I've never been to Canada, so all I know is that it's cold there. Whenever I travel somewhere cold, my life-long assimilation to coastal humidity kicks in and I lose the ability to think clearly. Some detractors might say that's what's happening at Geez magazine (a Canadian-based publication), which challenges all notions of what it means to publish a faith-based magazine. Take for example, Geez' "Ask the Atheist" blog, which is featured among other provocative blogs from the faithful. Reading this week's post made me wonder whether the more traditional "debate the atheist" format has any real value to anyone. It also reminded me of the time one of my religion professors announced to our class that Issac Asimov died, only to have one particularly obnoxious ministry student laugh out loud at the thought that Asimov might possibly be getting the eternal punishment he supposedly deserved (at least in the mind of this particular student). Is it any wonder that Jesus was so hard on religious folks? The folks at Geez seem to be looking for an alternative to the extreme "all or nothing at all" debate in a way that is consistent with their commitment to make "holy mischief." I've only read the bloggers at Geez, so if you want to read the magazine, you will have to order a copy. Check out his week's "Atheist" challenge to the faithful: Scrambling for high ground on both sides of the deathbed.

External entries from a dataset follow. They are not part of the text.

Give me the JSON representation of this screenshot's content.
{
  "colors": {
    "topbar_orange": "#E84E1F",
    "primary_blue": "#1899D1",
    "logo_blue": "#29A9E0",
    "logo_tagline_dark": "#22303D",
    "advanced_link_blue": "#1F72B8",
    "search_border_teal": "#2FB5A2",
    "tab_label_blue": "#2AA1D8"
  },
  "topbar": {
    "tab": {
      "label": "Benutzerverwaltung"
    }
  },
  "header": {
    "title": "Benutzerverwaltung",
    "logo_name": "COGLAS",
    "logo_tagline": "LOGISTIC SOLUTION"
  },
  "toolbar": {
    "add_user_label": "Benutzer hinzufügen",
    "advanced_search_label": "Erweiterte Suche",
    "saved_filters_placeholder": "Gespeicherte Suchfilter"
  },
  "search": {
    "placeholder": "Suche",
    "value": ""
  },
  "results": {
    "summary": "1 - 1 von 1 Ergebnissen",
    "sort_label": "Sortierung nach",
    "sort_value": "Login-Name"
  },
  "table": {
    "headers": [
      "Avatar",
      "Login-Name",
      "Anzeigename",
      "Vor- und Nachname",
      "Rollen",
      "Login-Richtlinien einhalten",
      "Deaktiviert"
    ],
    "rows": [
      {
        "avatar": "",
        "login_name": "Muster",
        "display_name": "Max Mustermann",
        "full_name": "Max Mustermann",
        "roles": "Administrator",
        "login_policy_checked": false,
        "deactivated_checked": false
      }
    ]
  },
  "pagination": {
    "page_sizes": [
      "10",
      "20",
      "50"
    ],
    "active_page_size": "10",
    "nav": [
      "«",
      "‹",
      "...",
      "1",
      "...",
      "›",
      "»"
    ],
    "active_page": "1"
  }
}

Closer to the home front (at least the Baptist one), check out Ethics Daily, which publishes posts challenging Christians to move beyond the religion of intellectual assent to a life of faith and practice (or faith in action). In the age of the pop-Christian gospel of abundant health and wealth, Jim Hill reminds his fellow sojourners, "The Christian life is not primarily a list of things to believe. It is about a relationship with God through Christ that forever changes us." Check it out: Why God Expects You to Care for the Least of These.